Try it = A verbatim repeat of the lines below is required, with the pictures removed.

Source data =
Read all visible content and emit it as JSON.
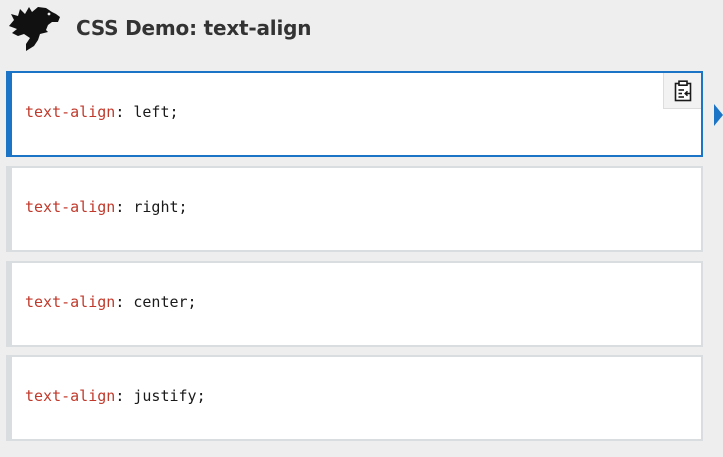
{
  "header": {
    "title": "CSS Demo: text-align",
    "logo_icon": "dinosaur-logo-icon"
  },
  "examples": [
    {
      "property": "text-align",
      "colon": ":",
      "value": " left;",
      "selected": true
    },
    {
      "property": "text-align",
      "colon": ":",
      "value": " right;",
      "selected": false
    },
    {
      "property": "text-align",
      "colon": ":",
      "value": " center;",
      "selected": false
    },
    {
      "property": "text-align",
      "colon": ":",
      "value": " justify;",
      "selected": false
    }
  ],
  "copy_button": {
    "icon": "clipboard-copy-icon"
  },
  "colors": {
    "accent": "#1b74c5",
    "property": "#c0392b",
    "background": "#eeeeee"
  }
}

Solution to this exercise =
Read all visible content and emit it as JSON.
{
  "header": {
    "title": "CSS Demo: text-align",
    "logo_icon": "dinosaur-logo-icon"
  },
  "examples": [
    {
      "property": "text-align",
      "colon": ":",
      "value": " left;",
      "selected": true
    },
    {
      "property": "text-align",
      "colon": ":",
      "value": " right;",
      "selected": false
    },
    {
      "property": "text-align",
      "colon": ":",
      "value": " center;",
      "selected": false
    },
    {
      "property": "text-align",
      "colon": ":",
      "value": " justify;",
      "selected": false
    }
  ],
  "copy_button": {
    "icon": "clipboard-copy-icon"
  },
  "colors": {
    "accent": "#1b74c5",
    "property": "#c0392b",
    "background": "#eeeeee"
  }
}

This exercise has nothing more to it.